Consider the following historical occasions:

In 70 BC Gaius Verres, a Roman magistrate, stood trial for numerous crimes he had committed by abusing his power as governor of Sicily from 73 to 71 BC. Defending him, Quintus Hortensius, a successful Roman advocate and orator, resorted to biding time as a potentially successful strategy, hoping to delay the trial until Verres's allies, who had won the local elections, would be installed in office. On August 5, 70 BC Marcus Tullius Cicero, acting as prosecutor, abandoned the tradition of giving a long opening speech complete with intricate arguments and a lengthy presentation of evidence, and opted for a succinct presentation of the evidence instead, which, accompanied by witness statements led to Verres’ voluntary exile.

In 1170 Henry II, King of England, on hearing that Thomas Beckett, the Archbishop of Canterbury, had excommunicated the priests who had crowned his son and heir, cried out in the presence of several of his knights, “Will no one rid me of this turbulent priest?” On December 28, 1170 Beckett was assassinated by four knights of the royal household.

On January 17, 1998 William Jefferson Clinton, 42th US President, answering a question during his deposition in a sexual harassment lawsuit stated that he “[had] never had sexual relations with [Monica Lewinski]". Seven months later, during his grand jury testimony, he acknowledged “inappropriate intimate contact” with her but explained that it did not constitute part of a sexual relationship in his understanding of the term. On December 19, 1998 he became the second American president to be impeached, following a yes vote in the House of Representatives on whether, inter alia, he had lied under oath.

On the face of it, the examples supra of individuals using language to a certain effect may have little in common. On closer inspection, they all turn out to carry substance of professional interest to forensic linguists, who could help answer the following questions:

- Did the style of Cicero’s speech influence the outcome of Verres’ trial?
- Was Henry II guilty of incitement to murder? and
- What is the meaning of the term "sexual relations"?

Questions related to language use in legal and forensic contexts have long been asked and answered both inside and outside courts of law. Yet, it has been only relatively recently that linguistic inquiry in legal and forensic settings has come to function as a branch of linguistics in its own right. The nature of forensic linguistics - unlike of some other, more theoretically oriented, branches of linguistics – consists not so much in solely describing linguistic phenomena, as in utilising language description to address and control relevant aspects of reality.
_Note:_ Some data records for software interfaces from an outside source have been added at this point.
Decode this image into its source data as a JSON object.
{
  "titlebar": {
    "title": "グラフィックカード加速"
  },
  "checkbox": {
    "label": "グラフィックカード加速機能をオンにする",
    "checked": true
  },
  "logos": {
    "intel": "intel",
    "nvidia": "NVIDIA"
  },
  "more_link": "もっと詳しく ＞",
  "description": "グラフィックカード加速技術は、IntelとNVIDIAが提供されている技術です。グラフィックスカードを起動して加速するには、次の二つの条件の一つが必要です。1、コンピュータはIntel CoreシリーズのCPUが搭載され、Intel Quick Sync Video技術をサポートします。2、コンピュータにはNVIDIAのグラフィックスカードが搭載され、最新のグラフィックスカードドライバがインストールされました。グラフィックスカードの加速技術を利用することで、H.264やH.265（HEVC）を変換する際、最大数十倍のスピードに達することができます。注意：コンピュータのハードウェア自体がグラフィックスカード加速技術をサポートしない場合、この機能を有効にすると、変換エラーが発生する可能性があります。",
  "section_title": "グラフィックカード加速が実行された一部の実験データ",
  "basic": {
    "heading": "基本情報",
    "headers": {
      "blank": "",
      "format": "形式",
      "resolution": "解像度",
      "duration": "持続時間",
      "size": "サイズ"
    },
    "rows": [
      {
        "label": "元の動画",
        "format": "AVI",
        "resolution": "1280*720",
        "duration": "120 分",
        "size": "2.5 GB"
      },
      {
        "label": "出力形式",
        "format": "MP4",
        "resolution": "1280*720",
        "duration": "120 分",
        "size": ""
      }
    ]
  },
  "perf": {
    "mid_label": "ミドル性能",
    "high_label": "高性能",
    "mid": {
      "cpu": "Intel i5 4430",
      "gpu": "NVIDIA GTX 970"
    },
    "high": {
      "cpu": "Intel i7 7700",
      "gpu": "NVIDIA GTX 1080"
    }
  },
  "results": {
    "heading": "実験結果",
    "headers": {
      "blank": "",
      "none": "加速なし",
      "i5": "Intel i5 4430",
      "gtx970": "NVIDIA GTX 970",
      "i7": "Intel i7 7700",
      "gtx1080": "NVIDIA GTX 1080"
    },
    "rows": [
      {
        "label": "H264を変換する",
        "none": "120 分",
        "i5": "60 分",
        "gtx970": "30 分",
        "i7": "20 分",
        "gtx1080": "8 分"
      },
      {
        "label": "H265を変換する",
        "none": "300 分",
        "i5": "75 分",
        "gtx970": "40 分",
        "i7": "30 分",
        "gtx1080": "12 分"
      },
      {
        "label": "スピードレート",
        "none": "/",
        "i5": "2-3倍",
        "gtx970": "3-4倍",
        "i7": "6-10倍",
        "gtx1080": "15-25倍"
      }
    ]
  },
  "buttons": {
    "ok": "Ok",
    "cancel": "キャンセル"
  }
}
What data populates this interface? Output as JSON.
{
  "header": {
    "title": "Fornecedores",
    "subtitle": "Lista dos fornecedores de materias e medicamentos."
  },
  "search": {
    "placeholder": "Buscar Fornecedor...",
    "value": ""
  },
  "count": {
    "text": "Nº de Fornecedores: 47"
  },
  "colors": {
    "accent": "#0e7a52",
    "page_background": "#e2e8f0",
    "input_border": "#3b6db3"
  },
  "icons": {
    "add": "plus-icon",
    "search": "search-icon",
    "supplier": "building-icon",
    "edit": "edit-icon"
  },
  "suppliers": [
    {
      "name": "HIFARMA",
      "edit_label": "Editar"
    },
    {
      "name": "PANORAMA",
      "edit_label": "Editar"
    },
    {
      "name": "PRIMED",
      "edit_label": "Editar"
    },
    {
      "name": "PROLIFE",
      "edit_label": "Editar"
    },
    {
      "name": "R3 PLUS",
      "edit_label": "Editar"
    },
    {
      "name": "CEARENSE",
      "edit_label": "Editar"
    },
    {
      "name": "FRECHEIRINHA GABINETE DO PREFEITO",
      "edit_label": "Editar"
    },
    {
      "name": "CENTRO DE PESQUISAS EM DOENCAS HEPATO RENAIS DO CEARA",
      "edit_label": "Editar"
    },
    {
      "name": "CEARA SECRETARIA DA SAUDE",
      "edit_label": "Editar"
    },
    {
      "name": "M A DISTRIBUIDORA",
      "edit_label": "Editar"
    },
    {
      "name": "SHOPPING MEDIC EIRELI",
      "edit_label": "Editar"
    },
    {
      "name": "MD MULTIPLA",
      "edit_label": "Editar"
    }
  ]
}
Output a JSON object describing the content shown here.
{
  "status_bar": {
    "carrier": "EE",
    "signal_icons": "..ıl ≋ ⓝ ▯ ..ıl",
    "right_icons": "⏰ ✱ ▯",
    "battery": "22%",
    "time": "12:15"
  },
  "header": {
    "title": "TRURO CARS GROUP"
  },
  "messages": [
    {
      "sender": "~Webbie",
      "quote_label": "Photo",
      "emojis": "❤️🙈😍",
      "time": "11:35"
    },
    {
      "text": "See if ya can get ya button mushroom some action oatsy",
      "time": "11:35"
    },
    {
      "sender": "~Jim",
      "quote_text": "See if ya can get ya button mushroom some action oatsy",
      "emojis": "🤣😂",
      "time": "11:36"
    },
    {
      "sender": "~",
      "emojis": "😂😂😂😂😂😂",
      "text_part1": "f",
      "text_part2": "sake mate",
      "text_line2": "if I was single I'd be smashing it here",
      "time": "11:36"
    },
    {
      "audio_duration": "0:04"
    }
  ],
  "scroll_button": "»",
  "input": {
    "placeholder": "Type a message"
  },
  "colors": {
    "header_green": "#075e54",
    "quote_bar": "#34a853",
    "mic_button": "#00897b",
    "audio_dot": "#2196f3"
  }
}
The phrase 'forensic linguistics' seems to have been coined by Jan Svartvik in his now seminal case study The Evans Statements: A case for Forensic Linguistics. In it, he analysed four statements that Timothy Evans, executed in 1950 for the murder of his baby daughter, was alleged to have made following his arrest. Using both qualitative and quantitative methods Svartvik demonstrated considerable stylistic discrepancies between the statements, thus raising serious questions about their authorship. Interestingly, almost twenty years before the publication of Svartvik’s report, the term forensic English was used (and thenceforth rather forgotten) in Philbrick’s Language and the Law: the Semantics of Forensic English.

Today 'forensic linguistics' appears to be functioning as an umbrella term referring to research and practice in all those areas where legal and linguistic interests converge. Generally speaking, it is concerned with the role, shape and evidential value of language in legal and forensic settings. Some areas are:

-organisation of interaction in legal settings (e.g. in police interviews),
-speech style in the courtroom (e.g. structure of cross-examination, jury instructions, summing-up),
-structure and semantics of legal instruments,
-legal terminology,
-legal translation and interpreting,
-comprehensibility of legal instruments, e.g. the police caution and temporary restraining orders,
-language and disadvantage before the law,
-linguistic minorities and linguistic human rights,
-linguistic evidence in asylum cases,
-forensic authorship analysis,
-analysis of contested meanings in e.g. trade name disputes or threats to harm and/or to kill,
-forensic dialectology.